“Well, that’s why I called you. Lori doesn’t know either – sorry I woke her up. And the baby.”

“He’s somewhere in Yuba City. Weird. Not really sure where he is. Been there since about 5:32 am. Who lives in Yuba City?”

Silence. My hubby is looking at me now. Hope in his expression.

“Uhm. Nobody. I don’t think.” 

Zack would know everyone Robert knows. But, since his brother’s suicide, Robert has been drinking himself into a grave, and not all his friends have been willing to follow him down that self destructive hole. Zack is a recovering addict and won’t go everywhere with his best friend in an effort to keep visitation with his seven year old daughter. Zack hasn’t abandoned Robert, but some of his choices have left Zack behind.

“When was the last time you saw Robert?” I asked, trying to be delicate.

“Yesterday. Well, I talked to him on the phone after he left for Sac. He was going to a Rave with some buddies of ours. I couldn’t go, had plans with my daughter.”

“Sure,” I say, proud of Zack despite my growing concern for my son.

“Anyway, people are looking for him on Facebook, and I’m getting worried.”

“I haven’t heard anything,” I said, catching my husbands eyes. He didn’t look away. “I’ll call Lori and see if she knows anything.”

“I called her before I called you. Said her phone was blowing up.”

“Yes, I know.” I’m trying not to sound angry. Anger is better than fear. Isn’t it?

“Look, Mom –“

“I’ll call you when I find him Zack. You do the same, Ok?”

I hung up and pulled up my Facebook account. I’m not friends with many of Roberts clan, but I might see something. “What did Lori want to talk to you about?”

“Well,” My hubby said. Thinking a minute. “She thinks Robert may have been in an accident. His phone hasn’t moved since about 5:32 this morning, and people are calling her because they are worried.”
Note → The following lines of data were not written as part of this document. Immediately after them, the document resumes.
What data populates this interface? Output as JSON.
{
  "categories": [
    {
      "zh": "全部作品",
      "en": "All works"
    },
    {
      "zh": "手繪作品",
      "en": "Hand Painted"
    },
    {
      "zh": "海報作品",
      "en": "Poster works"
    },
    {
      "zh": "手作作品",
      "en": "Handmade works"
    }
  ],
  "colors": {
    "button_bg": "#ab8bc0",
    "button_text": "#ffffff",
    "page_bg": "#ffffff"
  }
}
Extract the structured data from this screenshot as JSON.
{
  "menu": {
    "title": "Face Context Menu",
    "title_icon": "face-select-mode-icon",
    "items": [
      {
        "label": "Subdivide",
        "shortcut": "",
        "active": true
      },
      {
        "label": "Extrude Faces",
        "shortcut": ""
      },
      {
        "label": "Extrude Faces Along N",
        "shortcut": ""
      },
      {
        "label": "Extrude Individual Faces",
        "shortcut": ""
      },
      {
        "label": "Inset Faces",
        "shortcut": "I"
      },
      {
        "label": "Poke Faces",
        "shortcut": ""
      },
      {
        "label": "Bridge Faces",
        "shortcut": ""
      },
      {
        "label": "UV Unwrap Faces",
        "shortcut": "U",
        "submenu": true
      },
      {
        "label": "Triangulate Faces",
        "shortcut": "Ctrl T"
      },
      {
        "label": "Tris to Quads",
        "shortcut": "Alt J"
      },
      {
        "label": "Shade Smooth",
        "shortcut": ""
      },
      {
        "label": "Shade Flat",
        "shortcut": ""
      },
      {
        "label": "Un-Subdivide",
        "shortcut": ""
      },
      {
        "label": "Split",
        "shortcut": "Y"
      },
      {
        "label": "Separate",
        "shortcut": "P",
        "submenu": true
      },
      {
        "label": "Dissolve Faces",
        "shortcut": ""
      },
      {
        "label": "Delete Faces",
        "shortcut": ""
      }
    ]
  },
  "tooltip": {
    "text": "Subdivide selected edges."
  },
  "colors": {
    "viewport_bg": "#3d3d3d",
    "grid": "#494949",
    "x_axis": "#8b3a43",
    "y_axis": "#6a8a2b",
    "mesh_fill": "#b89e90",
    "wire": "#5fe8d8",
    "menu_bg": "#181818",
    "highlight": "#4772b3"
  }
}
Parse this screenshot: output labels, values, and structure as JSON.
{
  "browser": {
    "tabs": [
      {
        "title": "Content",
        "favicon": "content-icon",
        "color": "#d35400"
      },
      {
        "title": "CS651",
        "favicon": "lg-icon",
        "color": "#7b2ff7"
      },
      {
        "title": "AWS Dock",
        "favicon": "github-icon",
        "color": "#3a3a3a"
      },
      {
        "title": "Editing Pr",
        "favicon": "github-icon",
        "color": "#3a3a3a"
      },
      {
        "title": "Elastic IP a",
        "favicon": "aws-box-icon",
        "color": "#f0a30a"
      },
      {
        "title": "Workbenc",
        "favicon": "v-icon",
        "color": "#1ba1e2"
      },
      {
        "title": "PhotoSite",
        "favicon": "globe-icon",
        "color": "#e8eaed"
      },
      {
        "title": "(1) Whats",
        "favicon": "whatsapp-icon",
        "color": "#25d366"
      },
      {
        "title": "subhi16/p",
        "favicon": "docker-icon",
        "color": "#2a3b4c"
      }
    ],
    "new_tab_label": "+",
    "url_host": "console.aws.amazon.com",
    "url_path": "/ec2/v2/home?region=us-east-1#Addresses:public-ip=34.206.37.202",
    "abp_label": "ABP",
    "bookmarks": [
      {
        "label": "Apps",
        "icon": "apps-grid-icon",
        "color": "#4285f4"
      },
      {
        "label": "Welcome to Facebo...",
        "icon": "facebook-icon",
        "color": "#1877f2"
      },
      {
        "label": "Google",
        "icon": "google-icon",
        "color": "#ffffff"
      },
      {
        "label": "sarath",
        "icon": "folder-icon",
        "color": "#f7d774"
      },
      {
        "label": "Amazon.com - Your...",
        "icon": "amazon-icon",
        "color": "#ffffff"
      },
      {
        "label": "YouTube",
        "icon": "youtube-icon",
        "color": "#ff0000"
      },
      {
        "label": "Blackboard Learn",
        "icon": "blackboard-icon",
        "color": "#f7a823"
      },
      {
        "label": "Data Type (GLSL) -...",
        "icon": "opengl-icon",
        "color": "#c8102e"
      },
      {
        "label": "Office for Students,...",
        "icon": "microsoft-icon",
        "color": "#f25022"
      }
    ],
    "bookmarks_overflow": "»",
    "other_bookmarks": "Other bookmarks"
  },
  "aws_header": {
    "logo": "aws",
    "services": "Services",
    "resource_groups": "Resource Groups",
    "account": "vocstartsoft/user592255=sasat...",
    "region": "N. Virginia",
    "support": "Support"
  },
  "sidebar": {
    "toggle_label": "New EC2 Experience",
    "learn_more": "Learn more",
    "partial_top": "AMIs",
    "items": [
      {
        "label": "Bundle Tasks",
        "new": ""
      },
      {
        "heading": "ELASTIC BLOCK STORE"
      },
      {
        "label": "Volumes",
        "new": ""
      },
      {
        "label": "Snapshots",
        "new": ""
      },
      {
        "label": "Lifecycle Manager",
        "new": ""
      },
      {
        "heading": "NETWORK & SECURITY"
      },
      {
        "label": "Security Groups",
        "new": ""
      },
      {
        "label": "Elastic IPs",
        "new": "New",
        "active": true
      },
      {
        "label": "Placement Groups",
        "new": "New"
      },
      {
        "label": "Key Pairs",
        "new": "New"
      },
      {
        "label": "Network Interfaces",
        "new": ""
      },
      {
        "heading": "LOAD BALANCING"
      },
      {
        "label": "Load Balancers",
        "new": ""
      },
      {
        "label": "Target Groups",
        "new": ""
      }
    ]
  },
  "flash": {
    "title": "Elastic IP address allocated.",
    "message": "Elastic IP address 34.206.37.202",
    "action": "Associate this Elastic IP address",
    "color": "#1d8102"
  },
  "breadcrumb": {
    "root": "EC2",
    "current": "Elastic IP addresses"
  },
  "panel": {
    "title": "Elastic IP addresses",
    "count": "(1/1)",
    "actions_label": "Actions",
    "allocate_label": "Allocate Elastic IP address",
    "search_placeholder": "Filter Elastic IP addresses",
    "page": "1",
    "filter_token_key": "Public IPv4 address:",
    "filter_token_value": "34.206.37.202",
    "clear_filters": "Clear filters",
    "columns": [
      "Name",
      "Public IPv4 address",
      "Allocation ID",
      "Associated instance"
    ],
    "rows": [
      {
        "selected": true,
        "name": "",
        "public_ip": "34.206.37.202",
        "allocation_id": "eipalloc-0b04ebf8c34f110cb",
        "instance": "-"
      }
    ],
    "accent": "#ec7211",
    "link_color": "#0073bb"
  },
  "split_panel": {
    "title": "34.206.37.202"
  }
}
Just then I clicked on a Newsbreak link Jenna posted with question marks after Robert’s name and asking for info. There was lots of comments telling how he left the Rave. I couldn’t read all the comments because I’m not friends with all his friends. But everything I saw had links to the Newsbreak with updates on the vehicle accident that took a 32 year old Oroville man’s life at 5:32am in Yuba City.

A car pulled up to the gate just as my youngest son crashed through the front door. He lives in a travel trailer on the property. He didn’t even have his shoes on. “Lori called?”

“Yes, and Zack,” my hubby said.

“Zack’s here. We’re going to Robert’s last Life 360 GPS.” He ran out the door, kicking the dog and his ball out of his way.

Four hours later a Sheriffs patrol car pulled through the open gate. It was open because I already knew. Face book told me my son was gone.

word count: 1000